With about 30 laps left into the race members of the Chip Ganassi team started to gather around Sage’s pit located near the scoring tower. The flood of people wearing Chip Ganassi Racing hats and polo shirts was a testament to the “family” of racing. Family members, friends, sponsors and staff were there to see Sage win. The end of the race was nearing and this was most likely the final pit stop, immediately afterwards Ricky pulled out a tiny bag of Cheetos from his fire suit and was munching away, he smiled at me through his helmet opening and tipped the bag towards me as if to offer me one from across the pit. There were cheers when Sage pulled out of the pit with about two dozen laps to go. One person said to me “he could win this, how exciting at his home track”.
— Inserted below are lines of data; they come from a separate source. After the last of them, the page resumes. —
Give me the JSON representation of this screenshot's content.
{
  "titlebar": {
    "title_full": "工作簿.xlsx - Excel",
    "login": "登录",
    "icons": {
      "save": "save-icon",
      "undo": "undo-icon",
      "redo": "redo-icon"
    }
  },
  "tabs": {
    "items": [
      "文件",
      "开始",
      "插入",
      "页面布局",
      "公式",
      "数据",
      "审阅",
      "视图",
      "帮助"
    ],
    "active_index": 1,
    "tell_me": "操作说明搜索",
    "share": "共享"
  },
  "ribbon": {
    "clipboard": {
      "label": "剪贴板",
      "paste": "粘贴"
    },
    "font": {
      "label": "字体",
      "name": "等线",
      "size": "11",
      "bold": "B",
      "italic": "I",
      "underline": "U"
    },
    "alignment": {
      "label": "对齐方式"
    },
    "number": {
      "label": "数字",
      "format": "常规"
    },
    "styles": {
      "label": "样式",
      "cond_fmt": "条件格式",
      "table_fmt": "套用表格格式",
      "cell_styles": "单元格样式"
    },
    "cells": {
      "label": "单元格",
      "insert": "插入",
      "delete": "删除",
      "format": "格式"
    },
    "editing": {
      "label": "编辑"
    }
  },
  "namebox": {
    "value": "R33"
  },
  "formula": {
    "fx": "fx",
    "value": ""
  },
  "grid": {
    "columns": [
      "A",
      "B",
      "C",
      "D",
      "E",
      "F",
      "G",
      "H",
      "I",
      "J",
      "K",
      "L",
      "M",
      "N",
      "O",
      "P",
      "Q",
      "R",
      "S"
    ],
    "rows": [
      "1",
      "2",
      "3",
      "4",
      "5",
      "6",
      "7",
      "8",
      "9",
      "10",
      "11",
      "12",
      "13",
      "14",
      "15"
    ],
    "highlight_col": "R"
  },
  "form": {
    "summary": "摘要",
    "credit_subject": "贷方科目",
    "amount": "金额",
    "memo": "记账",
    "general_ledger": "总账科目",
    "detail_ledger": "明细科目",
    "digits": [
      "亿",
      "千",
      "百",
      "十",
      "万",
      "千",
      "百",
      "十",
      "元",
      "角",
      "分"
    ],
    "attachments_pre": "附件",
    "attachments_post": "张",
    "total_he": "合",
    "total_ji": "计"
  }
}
A few moments later the possibility of victory was turned into tragedy when Sage’s car lost traction outside of turn one forcing him into a spin resulting in a crash with the wall and debris all over the track. This joyous occasion in the pit that I have been observing turned to horror and disbelief.
The look on Chip, Scott and Ricky’s face was stone cold. The penitent stare was chilling. Chip Ganassi through the side of his thick Oakley sunglasses closed his eyes and winced clenching his jaw. Scott the team manager places his hands over his face, closed his eyes, thumb on his temple and hung his head down. Ricky his crew chief in a state of disbelief pulled off his helmet and walked over to the NBC Sports monitor and watched the replay. The entire scene was surreal, from triumph to tragedy in 30 seconds.
The safety team was screaming over the track safety radio. I could hear them on my scanner into my earpiece asking about the medical helicopter, this was looking really bad. I didn’t want to end the story with this, I did fell however that I still had to continue to cover whatever the hell just happened. It was painful to watch this. I clicked my camera a few more times; made some more images of their expressions, a visual representation of what they were feeling inside. Where emotion was silent their expression said a thousand words. Shortly after the crash, his crew members picked up their gear bags and walked back to the garage trailers. At this time I had no idea of the injuries to Justin Wilson or even that there was a second car involved.
The crew went one way and I went another way to the infield medical area. There were other members of the media there already, I was the only photographer. The race would end under caution a few moments later; I still have no idea who won. While they were pushing a car into the winners circle, the Medevac helicopter was spinning up to take Justin Wilson to the trauma center. I overheard the IndyCar Chaplin talking on his cell phone and it seemed very grim for whomever it was they were flying out.
There was a steady stream of people coming up against a burly security guard manning the gate outside medical. Each had to explain who they were to gain entry; a cousin, Sage’s mom, Chip Ganassi and others. All very seriously concerned for what happened. This would go on for about another 30 minutes before I decided it was time to send in my images. Texting back and forth with the staff of The Express-Times a post was ready for the web page; all it needed was my images. I went to my truck to transmit. Looking out the windshield of my truck I noticed Sage’s white minibike outside the medical area gate. It most likely got there when Jody, Sage’s dad rode it there from the pits to meet up with Sage after the ambulance crew wheeled him in. It reminded me of seeing Sage zip around the grounds smiling the previous day.